Would You Like to Start Again at the Beginning?
Opening tonight at Crawl Space: an exhibition featuring work by four young B.C. artists and curated by Seattle artist Jessica Powers. Based loosely on the premise of a 1971 science fiction novel by Jose Luis Farmer, Would You Like to Start Again at the Beginning? “metaphorically illustrates our current moment through treatments of the past, present, and future.”
This exhibition also represents the inaugural installment of a new Crawl Space program, SCRAWL.
SCRAWL, a one-page publication, presents written observation, discussion and analysis of Crawl Space’s visual art exhibitions. SCRAWL takes the form of an art review, a creative response, or an essay on the exhibition topic. In addition to the customary artist statement and press release, SCRAWL will provide viewers with another entry point to think about or discuss the ideas and themes in the exhibition. The program also aims to foster interdisciplinary partnerships by matching writers with artists to stimulate new discussions around art.
I was invited by the curator to provide the first SCRAWL, on the topic of the current exhibition. I have posted my essay below, interspersed with images from the show.
Built into the question posed by the title of this exhibition (and Raymond Boisjoly’s piece of the same name) is the assumption that things have beginnings. On a human scale, they certainly seem to. We experience them all the time — and yet, behind the façade of every beginning is a sense that even the very first something must have been preceded by something else.
For cultures that view time as cyclical, there need be no paradox here. We are born, we bloom in our own time, and we die; individual fruits from a tree whose life cycle is so imperceptibly slow to us that we might as well call it “eternity.” Like the ever-descending stairs in Josh Hite’s untitled video, life moves on with or without us — passing again and again that point in our earliest memory where we’re sure it must have started.
The artists brought together for this exhibition have the common experience of being caught in a personal, cultural, and artistic moment with a desire for self-transcendence. For Lilith Yacub, this transcendence happens through an expansion of linear time. Her captioned photographs of natural and man-made landscapes contain nested narratives about the passage of time in a given space. The woods are ancient, the concrete enduring, and the youthful escapades fleeting. These overlapping shifts in scale place Yacub’s fictional assertions of adolescent independence under the lens of deeper perspective.
Samantha Stagg’s “Cohabitation” is hopelessly dysfunctional as a dwelling, however impermanent (though her statement informs me this problem is in the baggage of the beholder). The artist’s hypothetical construction takes note of the precariousness and rootlessness of the living arrangments and relationships cobbled together by the young urbanites she represents. This insight is joined with a sense of longing for a simpler and more direct manner of living.

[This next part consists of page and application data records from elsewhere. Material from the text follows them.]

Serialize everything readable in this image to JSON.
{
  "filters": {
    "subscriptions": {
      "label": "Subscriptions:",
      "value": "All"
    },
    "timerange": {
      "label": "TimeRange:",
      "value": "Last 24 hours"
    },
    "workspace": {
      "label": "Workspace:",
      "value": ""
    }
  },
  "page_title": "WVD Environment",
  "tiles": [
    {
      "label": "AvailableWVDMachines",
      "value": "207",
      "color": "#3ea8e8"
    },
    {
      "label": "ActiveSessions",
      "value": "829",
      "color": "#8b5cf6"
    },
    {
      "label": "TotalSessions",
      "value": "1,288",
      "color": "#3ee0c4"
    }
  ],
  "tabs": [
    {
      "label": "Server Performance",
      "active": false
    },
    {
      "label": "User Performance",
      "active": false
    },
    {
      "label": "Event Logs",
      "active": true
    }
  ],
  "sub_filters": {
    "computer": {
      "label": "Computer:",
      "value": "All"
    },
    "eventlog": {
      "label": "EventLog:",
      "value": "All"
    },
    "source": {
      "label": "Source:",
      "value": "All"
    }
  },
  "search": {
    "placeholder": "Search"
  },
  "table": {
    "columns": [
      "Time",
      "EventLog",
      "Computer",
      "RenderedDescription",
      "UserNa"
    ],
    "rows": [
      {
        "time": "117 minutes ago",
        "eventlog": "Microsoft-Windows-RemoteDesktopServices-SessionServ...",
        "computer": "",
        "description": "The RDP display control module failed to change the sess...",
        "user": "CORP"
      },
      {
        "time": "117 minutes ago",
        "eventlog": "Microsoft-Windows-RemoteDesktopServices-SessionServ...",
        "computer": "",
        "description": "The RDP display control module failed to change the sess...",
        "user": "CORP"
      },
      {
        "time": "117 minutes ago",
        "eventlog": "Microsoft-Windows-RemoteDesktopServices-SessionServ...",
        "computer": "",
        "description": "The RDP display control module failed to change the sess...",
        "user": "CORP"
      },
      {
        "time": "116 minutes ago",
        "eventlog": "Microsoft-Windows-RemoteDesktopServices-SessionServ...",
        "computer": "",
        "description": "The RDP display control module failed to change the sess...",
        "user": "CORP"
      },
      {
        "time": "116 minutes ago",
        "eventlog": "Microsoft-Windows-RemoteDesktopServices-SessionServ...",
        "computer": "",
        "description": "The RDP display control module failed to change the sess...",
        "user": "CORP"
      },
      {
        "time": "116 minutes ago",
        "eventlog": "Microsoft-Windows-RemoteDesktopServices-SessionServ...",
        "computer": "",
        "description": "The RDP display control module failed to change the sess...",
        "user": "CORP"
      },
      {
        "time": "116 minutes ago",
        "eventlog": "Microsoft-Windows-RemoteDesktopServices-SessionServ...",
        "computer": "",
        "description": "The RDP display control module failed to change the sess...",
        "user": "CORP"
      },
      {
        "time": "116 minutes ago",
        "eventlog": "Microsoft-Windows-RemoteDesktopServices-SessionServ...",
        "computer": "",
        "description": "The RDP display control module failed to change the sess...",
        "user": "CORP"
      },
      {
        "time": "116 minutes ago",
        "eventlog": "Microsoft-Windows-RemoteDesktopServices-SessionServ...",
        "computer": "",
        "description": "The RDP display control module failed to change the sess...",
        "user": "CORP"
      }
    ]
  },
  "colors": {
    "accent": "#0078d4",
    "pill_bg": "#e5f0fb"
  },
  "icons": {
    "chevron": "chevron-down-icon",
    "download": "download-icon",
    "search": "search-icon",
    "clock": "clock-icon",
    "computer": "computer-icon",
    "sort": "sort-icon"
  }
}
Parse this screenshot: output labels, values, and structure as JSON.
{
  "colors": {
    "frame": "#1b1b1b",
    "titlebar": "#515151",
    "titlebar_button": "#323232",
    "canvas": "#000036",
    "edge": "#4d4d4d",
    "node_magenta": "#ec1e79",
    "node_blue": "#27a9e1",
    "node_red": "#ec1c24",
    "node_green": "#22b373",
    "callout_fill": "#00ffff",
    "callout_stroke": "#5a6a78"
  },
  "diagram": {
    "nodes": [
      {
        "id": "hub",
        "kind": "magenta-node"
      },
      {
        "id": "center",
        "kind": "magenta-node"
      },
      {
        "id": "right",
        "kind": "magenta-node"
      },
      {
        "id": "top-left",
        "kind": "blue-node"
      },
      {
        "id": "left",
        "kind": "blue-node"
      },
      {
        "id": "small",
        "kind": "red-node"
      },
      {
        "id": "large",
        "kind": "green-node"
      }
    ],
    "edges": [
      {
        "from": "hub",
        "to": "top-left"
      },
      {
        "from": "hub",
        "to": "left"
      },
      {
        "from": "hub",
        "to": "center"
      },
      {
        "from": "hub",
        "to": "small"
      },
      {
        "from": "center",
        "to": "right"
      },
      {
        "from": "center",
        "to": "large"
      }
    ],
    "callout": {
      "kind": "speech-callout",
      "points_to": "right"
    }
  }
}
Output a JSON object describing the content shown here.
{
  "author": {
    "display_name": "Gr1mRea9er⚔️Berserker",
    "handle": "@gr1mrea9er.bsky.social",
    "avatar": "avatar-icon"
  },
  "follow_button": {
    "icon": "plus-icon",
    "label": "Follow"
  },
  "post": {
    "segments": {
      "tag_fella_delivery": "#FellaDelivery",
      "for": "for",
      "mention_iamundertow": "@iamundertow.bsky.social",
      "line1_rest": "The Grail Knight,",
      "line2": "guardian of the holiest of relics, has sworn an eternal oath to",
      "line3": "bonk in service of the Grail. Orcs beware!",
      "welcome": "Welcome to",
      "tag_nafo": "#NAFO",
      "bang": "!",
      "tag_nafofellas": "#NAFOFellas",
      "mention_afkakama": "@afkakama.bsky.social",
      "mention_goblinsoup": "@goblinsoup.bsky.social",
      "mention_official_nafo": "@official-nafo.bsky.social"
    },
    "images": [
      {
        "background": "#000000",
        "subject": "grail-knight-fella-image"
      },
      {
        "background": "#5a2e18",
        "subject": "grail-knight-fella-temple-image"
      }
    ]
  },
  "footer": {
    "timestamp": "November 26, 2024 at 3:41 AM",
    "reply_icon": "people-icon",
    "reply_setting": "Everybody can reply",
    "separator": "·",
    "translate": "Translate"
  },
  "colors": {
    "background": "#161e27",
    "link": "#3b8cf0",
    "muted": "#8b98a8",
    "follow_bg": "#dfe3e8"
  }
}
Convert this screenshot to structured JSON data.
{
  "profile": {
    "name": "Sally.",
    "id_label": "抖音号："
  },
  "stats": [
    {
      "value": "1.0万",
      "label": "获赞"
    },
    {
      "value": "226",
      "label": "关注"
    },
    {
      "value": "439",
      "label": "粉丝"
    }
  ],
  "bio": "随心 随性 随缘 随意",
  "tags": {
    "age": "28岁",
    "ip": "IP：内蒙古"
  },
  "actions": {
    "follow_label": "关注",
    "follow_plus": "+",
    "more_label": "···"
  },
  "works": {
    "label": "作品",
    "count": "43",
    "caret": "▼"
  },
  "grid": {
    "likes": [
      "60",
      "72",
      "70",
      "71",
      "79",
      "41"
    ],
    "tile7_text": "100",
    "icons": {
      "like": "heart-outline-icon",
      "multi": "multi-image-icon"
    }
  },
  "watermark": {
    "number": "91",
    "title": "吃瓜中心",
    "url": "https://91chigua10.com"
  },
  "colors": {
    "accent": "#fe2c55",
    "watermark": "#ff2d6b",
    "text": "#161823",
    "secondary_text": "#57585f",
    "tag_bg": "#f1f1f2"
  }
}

Raymond Boisjoly begins with rootlessness, scanning our shared material vocabulary for workable sources of tradition and connectedness. His “Expanding Fields” reads like a portable totem pole rendered in Christmas lights. It is an unlikely hybrid: the body of an indigenous monument with the face of a pseudo-religious spectacle and the soul of neither. By pairing the visual trappings of two profoundly disparate value systems to produce an ambiguous, culturally-charged chimera, Boisjoly simultaneously examines and transforms the experience of meaning that arises through the production and preservation of artifacts.
Indeed, there are plenty of beginnings here. The four young artists represented are all recent BFA and MFA graduates, at the beginning of their professional careers. But as their artistic efforts demonstrate, beneath each individual experience of a “beginning” lies the ancient stream of all the comings and goings of human history. Even as we weave our lives into the unending tapestry of all stories, we cannot help but reinscribe familiar patterns. In this manner, the works in this exhibition interact to produce a collective vision, even while representing individual responses to solitary experiences.